Both more or less imply that your brain has locked you into a “target” price for BlackBerry. No matter what happens, and no matter what the facts may indicate, there’s no way you’re going to sell this stock until it reaches that magical price. Even if it means riding it all the way to $0.
These are very dangerous mental blocks that we humans are born with. If you’re holding on, it’s important to reflect on what the facts are telling you to do, not what your brain might be forcing you to do.
For investors thinking of selling BlackBerry
One reason to sell your BlackBerry shares is that, to be blunt, it’s over. Similar to our reason not to buy, from a fundamentalist’s perspective, the thesis to own BlackBerry is gone. While your expectations may have not been met, and you’re disappointed, the facts have changed with this week’s news.
Unless the company’s results magically improve in the near term, this stock faces two scenarios in the coming months.
One, it disappears into the private world, which may well occur at a price that is higher than today’s close and therefore to sell now would mean you left some money on the table. But probably not much higher, and probably not nearly high enough to guard against the scenario that the company comes up dry in its search for “strategic alternatives”. Maybe they don’t exist? It’s happened before.
Should no bid emerge (or joint venture, or partnership, etc.), BlackBerry’s stock is likely to decline, probably dramatically — in which case your decision to sell now, as painful as it may seem, will appear brilliant.
The Foolish Bottom Line
Obviously, we Fools don’t know your personal circumstances, and so cannot present any personalized guidance. My general opinion, however, is that BlackBerry’s stock is, and has been for a long time, just too hard to get right.
A go-private transaction makes a lot of sense strategically for BlackBerry the company. It’s a marquee name here in Canada and one that many investors are emotionally tied to because of its past. But there are a whole pile of more appealing risk/reward scenarios that are ripe for your hard-earned investment dollars. Let’s go find them!
‘Til next time … happy investing and Fool on!
The Motley Fool Canada
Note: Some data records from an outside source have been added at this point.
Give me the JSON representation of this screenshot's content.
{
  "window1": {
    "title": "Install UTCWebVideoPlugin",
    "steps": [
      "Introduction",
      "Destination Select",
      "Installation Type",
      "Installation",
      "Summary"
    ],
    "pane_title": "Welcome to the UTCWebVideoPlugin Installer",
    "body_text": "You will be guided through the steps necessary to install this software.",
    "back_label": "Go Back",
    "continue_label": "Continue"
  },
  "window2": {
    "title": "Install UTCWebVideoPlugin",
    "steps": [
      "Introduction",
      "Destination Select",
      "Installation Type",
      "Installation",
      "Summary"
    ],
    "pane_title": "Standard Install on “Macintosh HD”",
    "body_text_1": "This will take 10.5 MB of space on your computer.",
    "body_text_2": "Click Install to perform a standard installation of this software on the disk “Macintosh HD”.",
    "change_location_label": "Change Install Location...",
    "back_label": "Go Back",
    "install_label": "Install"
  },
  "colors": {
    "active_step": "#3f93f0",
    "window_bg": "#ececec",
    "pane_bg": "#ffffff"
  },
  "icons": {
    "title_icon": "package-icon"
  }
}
Fool contributor Iain Butler does not own shares in any of the companies mentioned at this time. The Motley Fool does not own shares in any of the companies mentioned at this time.